● WHAT TO DO
In the material below, find every line containing the string "true" and return it.

<<<<

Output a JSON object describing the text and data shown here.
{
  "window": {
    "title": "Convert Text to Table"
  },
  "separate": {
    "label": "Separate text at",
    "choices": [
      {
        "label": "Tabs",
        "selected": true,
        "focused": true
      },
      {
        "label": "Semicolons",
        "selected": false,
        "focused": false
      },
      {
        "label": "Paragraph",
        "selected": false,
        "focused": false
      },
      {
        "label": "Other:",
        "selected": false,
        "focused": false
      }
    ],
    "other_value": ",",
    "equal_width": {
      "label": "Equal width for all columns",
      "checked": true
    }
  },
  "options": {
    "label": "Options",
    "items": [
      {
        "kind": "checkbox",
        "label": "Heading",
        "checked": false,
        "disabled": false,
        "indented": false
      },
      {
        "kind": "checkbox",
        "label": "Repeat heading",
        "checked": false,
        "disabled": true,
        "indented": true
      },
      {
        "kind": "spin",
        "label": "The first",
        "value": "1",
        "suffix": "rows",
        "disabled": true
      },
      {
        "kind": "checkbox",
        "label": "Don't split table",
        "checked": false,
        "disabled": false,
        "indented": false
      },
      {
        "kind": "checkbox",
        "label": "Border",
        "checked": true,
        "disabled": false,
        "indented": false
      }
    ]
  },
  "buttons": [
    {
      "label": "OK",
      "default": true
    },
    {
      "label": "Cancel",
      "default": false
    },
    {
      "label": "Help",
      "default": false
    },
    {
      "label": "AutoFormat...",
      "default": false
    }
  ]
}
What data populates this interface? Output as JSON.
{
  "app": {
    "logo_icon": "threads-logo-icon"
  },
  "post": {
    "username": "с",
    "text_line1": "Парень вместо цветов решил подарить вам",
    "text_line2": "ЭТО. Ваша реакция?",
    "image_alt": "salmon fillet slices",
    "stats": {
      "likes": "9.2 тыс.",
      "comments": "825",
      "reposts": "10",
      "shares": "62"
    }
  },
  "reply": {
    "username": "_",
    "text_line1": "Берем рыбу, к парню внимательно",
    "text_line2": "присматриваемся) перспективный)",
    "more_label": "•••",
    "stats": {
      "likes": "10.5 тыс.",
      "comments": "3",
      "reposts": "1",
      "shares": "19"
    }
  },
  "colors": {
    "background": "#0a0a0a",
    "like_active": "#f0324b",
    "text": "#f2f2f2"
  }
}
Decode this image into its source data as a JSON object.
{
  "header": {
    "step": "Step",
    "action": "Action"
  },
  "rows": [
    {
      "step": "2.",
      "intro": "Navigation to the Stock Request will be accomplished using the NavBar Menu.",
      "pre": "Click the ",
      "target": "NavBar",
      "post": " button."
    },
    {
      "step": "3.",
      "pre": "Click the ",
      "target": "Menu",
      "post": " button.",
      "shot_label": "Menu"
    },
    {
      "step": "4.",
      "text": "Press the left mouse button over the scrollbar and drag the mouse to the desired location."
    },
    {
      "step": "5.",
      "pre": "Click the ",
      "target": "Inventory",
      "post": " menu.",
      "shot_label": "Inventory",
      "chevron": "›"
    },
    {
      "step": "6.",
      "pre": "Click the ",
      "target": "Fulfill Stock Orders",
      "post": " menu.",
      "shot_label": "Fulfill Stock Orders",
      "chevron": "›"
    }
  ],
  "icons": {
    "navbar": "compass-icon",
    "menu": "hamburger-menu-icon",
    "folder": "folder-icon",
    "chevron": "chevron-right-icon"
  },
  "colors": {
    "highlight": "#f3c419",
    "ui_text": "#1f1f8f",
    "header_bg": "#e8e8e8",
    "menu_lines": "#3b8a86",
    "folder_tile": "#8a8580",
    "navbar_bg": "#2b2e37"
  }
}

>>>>

● SOLUTION TO THE PROBLEM
        "selected": true,
        "focused": true
      "checked": true
        "disabled": true,
        "indented": true
        "disabled": true
        "checked": true,
      "default": true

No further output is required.